So I have been a blogger now for a month. When I started Buddy's Books and Bait, I had every intention of using it solely as a classroom teaching tool. I planned to utilize the blog to "communicate" with students--posting assignments, announcements, and other in-class information.

But I soon realized that I was having too much fun voicing my own political opinions. Plus, many of my beliefs are considered extremely "radical" by the higher-ups at my place of employment--and why invite that kind of controversy. Finally, I wouldn't be able to write fuck or use any other expletives if my students were using the blog. So I separated the blog from the teaching portion of my life. One issue solved!

Issue number two--what to do with the blog? If you are a Books and Bait reader, you know that I have included a hodgepodge of articles. There have been book reviews, poetry, political rants, and even commentary on foreign policy issues. While I understand there is no right or wrong way to construct a blog--I am inclined to be a bit more organized in purpose. I have found, to my delight, that Books and Bait has helped me find my political "voice"--and I will keep using it as my personal megaphone. But in the upcoming months, I am planning to push Books and Bait in a slightly different direction--or at least give it more focus.

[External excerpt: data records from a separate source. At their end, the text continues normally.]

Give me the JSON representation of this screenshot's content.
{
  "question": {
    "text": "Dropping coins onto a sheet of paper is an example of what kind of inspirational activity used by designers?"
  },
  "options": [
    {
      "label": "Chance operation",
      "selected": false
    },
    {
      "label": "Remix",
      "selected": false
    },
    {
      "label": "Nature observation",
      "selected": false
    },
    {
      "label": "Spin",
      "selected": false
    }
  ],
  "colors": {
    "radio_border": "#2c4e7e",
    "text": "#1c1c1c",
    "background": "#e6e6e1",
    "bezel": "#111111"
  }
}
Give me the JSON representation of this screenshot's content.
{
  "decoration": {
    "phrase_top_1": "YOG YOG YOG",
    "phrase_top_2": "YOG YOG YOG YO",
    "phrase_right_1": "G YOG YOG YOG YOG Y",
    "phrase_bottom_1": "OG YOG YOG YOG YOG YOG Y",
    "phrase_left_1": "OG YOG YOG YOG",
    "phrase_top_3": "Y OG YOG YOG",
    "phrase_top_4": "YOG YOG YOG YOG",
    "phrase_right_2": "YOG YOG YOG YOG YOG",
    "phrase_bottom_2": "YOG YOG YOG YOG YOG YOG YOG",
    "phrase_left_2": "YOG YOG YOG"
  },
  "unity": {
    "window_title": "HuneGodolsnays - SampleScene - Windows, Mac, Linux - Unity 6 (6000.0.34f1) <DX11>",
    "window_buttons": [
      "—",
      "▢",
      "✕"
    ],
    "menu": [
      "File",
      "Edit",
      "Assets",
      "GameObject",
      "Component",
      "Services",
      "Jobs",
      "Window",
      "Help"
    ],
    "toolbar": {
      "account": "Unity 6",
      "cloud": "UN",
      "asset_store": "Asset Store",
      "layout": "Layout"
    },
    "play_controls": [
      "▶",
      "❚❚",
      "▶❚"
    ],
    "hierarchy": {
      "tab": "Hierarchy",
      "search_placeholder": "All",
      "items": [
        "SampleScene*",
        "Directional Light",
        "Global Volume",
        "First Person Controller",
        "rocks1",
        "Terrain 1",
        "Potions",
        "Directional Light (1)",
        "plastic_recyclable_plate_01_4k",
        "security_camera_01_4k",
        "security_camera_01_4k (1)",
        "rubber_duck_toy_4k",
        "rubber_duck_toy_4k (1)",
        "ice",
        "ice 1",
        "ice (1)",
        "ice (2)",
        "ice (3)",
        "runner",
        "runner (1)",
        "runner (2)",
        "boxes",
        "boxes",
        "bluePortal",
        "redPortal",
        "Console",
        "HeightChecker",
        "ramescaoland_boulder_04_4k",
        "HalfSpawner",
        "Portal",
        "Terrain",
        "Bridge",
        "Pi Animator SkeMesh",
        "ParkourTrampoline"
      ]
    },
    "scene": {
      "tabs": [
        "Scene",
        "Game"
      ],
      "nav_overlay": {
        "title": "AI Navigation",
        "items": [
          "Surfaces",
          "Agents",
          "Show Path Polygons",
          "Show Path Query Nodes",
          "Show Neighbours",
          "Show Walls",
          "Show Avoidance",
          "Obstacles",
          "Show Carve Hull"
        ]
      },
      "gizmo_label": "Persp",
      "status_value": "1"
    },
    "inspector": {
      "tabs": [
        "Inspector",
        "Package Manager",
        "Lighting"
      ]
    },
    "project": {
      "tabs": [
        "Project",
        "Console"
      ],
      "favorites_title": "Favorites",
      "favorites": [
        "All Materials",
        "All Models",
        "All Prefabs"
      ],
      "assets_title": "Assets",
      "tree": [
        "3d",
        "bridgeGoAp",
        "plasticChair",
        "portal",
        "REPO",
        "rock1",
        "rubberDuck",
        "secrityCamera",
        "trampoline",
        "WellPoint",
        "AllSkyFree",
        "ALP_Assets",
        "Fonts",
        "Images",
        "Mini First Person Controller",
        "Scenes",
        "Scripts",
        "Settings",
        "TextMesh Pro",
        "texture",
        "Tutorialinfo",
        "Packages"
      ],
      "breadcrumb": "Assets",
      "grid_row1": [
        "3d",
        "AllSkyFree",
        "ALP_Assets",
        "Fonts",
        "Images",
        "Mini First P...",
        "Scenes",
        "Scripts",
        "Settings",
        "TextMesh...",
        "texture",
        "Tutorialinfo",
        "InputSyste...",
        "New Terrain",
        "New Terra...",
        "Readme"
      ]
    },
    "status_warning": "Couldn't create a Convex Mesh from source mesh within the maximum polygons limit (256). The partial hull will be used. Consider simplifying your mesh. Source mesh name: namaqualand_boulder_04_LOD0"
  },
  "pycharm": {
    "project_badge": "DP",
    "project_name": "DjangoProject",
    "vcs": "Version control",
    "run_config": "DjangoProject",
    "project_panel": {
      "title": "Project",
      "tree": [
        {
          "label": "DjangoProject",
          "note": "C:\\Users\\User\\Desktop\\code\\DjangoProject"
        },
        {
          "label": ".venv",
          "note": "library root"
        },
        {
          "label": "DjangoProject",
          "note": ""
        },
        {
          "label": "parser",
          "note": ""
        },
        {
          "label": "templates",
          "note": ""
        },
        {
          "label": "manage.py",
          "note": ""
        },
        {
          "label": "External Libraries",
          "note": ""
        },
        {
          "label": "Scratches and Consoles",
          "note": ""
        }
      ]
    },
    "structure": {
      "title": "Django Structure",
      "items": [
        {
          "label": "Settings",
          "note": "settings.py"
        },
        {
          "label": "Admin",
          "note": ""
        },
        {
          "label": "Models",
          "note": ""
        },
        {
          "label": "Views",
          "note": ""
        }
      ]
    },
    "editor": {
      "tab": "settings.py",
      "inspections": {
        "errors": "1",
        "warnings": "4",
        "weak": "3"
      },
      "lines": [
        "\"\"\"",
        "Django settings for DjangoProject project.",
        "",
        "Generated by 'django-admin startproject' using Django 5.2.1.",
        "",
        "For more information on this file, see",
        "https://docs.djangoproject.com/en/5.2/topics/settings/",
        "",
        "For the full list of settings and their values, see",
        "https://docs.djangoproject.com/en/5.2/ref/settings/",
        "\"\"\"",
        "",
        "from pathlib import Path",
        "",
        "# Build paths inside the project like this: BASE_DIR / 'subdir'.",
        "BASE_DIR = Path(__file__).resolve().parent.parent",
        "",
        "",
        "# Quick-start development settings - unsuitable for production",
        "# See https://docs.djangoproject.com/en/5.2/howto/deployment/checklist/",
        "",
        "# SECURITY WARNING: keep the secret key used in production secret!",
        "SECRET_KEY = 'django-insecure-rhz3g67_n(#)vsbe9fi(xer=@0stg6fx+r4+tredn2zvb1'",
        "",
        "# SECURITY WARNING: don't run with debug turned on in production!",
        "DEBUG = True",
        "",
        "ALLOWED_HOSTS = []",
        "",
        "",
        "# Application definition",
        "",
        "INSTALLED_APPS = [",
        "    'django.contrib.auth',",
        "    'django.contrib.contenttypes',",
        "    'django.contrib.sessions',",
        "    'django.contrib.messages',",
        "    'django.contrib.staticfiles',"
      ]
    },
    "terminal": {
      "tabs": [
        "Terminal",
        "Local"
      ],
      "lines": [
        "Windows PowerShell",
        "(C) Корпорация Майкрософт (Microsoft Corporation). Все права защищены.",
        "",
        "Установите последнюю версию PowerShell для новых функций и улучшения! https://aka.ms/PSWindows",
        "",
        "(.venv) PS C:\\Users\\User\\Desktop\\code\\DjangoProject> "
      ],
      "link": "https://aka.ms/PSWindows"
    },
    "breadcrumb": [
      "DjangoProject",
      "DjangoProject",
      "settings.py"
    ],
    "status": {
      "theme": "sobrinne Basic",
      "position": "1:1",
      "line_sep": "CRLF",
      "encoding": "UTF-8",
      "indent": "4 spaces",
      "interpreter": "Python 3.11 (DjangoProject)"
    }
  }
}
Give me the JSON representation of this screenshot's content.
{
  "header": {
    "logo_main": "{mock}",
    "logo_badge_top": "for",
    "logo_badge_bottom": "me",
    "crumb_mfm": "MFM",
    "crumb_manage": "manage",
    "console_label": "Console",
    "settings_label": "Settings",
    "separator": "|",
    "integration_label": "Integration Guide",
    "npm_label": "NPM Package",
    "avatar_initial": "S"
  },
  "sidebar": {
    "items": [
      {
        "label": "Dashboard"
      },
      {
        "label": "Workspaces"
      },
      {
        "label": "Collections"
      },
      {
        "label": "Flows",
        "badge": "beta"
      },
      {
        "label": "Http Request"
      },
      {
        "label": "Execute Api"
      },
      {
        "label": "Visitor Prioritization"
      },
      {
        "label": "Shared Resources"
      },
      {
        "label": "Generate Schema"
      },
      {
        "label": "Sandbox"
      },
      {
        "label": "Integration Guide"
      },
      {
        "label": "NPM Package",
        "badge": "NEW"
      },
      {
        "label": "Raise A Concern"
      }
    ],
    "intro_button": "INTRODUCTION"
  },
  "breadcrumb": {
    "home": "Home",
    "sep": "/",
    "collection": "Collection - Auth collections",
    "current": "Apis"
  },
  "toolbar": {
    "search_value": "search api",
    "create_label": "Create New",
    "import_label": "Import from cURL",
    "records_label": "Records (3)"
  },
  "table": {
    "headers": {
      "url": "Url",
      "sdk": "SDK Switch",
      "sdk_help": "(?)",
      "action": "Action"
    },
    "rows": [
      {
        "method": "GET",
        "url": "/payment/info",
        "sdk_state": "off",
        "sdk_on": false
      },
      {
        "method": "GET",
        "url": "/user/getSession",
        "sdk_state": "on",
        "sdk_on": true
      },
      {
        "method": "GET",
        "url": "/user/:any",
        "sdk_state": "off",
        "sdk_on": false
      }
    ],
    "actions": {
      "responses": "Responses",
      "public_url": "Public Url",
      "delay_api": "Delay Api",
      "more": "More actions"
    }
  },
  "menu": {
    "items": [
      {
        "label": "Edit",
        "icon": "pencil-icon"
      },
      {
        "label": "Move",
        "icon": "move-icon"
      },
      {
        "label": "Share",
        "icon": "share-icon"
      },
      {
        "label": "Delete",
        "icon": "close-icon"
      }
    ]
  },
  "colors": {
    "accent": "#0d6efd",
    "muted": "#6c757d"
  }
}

There are already many excellent national, leftist bloggers. And while I remain interested in global and national affairs--I think this humble little blog of mine might be more useful if I concentrate on state and local affairs.
There are a number of local, city, state, and even regional issues that need to be examined and discussed. And I don't just mean political matters--but even social and cultural issues in the Twin Cities. Let me offer a few examples of what you might see in the upcoming months on Buddy's Books and Bait:

-details of Minnesota legislative issues important to liberals and progressives
-examination of local problems like homelessness, teen pregnancy, domestic abuse
-book reviews by Doctor J and others....maybe more on Minnesota books and authors
-continuing columns on fiction and poetry by M.J. Workman
-restaurant reviews
-coverage of Twin Cities museum exhibits and historic site presentations
-film reviews (only high culture foreign films)

In addition, I plan to use this venue to practice what I might call quasi-journalism. It's one thing to sit here and write about the Bush administration or events in Europe. But writing about state and local affairs will allow me to actually "cover" those events and even interview local officials--something I hope to do.

So thanks for reading Books and Bait. And please contact me at any time with comments or suggestions.